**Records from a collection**

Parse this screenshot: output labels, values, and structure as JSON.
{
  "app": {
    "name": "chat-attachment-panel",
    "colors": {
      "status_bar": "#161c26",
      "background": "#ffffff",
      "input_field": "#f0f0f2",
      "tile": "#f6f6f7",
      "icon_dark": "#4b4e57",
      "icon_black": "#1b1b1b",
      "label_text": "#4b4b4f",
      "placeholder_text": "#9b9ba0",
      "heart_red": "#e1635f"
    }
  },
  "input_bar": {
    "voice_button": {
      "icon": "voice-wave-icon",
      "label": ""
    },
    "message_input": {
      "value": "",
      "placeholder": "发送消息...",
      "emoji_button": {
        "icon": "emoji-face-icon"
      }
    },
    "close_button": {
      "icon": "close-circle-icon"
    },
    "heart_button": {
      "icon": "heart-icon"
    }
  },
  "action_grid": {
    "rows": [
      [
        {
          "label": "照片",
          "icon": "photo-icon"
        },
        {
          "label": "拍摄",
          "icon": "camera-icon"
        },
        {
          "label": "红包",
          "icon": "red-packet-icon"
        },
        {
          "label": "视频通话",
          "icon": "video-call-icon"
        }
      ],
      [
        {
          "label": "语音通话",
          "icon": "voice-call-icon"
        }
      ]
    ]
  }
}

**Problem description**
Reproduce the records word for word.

**Output below**
Parse this screenshot: output labels, values, and structure as JSON.
{
  "app": {
    "name": "chat-attachment-panel",
    "colors": {
      "status_bar": "#161c26",
      "background": "#ffffff",
      "input_field": "#f0f0f2",
      "tile": "#f6f6f7",
      "icon_dark": "#4b4e57",
      "icon_black": "#1b1b1b",
      "label_text": "#4b4b4f",
      "placeholder_text": "#9b9ba0",
      "heart_red": "#e1635f"
    }
  },
  "input_bar": {
    "voice_button": {
      "icon": "voice-wave-icon",
      "label": ""
    },
    "message_input": {
      "value": "",
      "placeholder": "发送消息...",
      "emoji_button": {
        "icon": "emoji-face-icon"
      }
    },
    "close_button": {
      "icon": "close-circle-icon"
    },
    "heart_button": {
      "icon": "heart-icon"
    }
  },
  "action_grid": {
    "rows": [
      [
        {
          "label": "照片",
          "icon": "photo-icon"
        },
        {
          "label": "拍摄",
          "icon": "camera-icon"
        },
        {
          "label": "红包",
          "icon": "red-packet-icon"
        },
        {
          "label": "视频通话",
          "icon": "video-call-icon"
        }
      ],
      [
        {
          "label": "语音通话",
          "icon": "voice-call-icon"
        }
      ]
    ]
  }
}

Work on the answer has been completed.